The Cherry Orchard
by Anton Chekhov
Trofimov the Revolutionary
When Trofimov speaks, it's hard not hear the voice of Chekhov. He talks about work: "everything that is unattainable now will some day be near at hand and comprehensible, but we must work" (2.105). He's concerned with human health: "the vast majority of us…live like savages, fighting and cursing at the slightest opportunity, eating filthily, sleeping in the dirt, in stuffiness, with fleas, stinks, smells, moral filth" (2.105). He's idealistic: "My soul is always my own; every minute of the day and the night it is filled with unspeakable presentiments. I know that happiness is coming, Anya, I see it already" (2.153). He is the revolutionary obsessed with the future, while those around him are trapped in the past. Anya is his follower, and he makes her understand the wider sociopolitical impact of her family's history:
Think, Anya, your grandfather, your great-grandfather, and all your ancestors were serf-owners, they owned living souls; and now, doesn't something human look at you from every cherry in the orchard, every leaf and every stalk? (2.149)
As an outsider, Trofimov brings an objective viewpoint to the situation. He doesn't side with Lubov or Lopakhin when it comes to the cherry orchard. When asked what he thinks of Lopakhin, Trofimov replies:
TROFIMOV. I think, Ermolai Alexeyevitch, that you're a rich man, and you'll soon be a millionaire. Just as the wild beast which eats everything it finds is needed for changes to take place in matter, so you are needed too. (2.95)
Trofimov likes the businessman, despite his materialism, and engages Lopakhin as an equal (which is more than Lubov and Gaev do).
Trofimov the Eternal Student
Trofimov is intelligent and impassioned, but he's also immature. There's a reason Chekhov calls him the Eternal Student. He's judgmental and unforgiving, and Lubov blames it on his youth:

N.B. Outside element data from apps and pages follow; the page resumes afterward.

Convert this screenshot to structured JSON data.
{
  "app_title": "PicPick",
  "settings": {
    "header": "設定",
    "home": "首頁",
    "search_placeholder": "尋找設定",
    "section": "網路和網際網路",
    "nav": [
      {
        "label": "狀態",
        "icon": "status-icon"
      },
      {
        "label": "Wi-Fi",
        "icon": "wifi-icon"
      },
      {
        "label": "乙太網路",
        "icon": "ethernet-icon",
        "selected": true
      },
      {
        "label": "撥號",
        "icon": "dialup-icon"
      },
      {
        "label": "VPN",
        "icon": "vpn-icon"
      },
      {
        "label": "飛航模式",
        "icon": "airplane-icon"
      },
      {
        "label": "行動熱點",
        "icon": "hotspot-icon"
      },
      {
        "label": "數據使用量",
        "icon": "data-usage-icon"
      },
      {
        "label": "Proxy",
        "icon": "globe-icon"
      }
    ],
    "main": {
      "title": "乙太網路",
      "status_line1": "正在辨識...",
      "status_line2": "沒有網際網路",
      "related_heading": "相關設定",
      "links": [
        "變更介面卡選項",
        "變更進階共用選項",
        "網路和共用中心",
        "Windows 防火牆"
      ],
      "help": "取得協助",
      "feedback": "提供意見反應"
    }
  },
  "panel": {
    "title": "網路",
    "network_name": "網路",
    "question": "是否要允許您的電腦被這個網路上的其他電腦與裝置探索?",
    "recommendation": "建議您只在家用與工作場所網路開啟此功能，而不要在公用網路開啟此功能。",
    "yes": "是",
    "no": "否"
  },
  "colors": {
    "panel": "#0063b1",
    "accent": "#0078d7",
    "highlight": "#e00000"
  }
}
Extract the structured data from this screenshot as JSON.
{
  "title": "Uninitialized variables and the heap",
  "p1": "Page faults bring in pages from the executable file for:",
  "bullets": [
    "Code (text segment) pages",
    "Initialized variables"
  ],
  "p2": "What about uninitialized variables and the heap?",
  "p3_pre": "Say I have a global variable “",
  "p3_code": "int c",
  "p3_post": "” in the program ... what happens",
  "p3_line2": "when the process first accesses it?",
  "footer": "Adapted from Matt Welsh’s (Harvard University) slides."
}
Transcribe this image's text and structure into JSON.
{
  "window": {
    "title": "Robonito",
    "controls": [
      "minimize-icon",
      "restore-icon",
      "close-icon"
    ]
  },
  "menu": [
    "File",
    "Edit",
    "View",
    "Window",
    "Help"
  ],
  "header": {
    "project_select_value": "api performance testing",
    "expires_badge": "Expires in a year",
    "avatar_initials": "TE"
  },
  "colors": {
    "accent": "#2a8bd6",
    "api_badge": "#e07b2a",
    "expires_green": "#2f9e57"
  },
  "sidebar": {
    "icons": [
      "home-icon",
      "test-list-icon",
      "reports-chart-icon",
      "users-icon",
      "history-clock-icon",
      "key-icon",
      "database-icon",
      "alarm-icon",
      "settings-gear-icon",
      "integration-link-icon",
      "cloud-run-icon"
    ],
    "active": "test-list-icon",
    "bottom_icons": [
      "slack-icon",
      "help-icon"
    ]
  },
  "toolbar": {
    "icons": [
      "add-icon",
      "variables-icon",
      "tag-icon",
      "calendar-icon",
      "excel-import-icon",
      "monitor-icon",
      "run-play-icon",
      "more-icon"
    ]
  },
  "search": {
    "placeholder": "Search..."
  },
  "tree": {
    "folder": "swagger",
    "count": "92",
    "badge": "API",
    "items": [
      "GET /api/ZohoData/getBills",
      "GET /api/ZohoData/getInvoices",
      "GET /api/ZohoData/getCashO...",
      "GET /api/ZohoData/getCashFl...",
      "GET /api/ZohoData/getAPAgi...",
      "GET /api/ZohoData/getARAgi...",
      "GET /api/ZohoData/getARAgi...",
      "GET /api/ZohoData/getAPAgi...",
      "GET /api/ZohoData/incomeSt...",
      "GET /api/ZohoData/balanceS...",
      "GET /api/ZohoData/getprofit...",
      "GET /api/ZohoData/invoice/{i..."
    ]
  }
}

You boldly look forward, isn't it because you cannot foresee or expect anything terrible, because so far life has been hidden from your young eyes? You are bolder, more honest, deeper than we are, but think only, be just a little magnanimous, and have mercy on me. (3.65)
Trofimov lacks real world experience and lacks Lubov's emotional intelligence, her power to empathize with others' pain. His pigheadedness earns him some ridicule. After Lubov's scathing assessment at the party (her only moment of open cruelty) he falls down the stairs.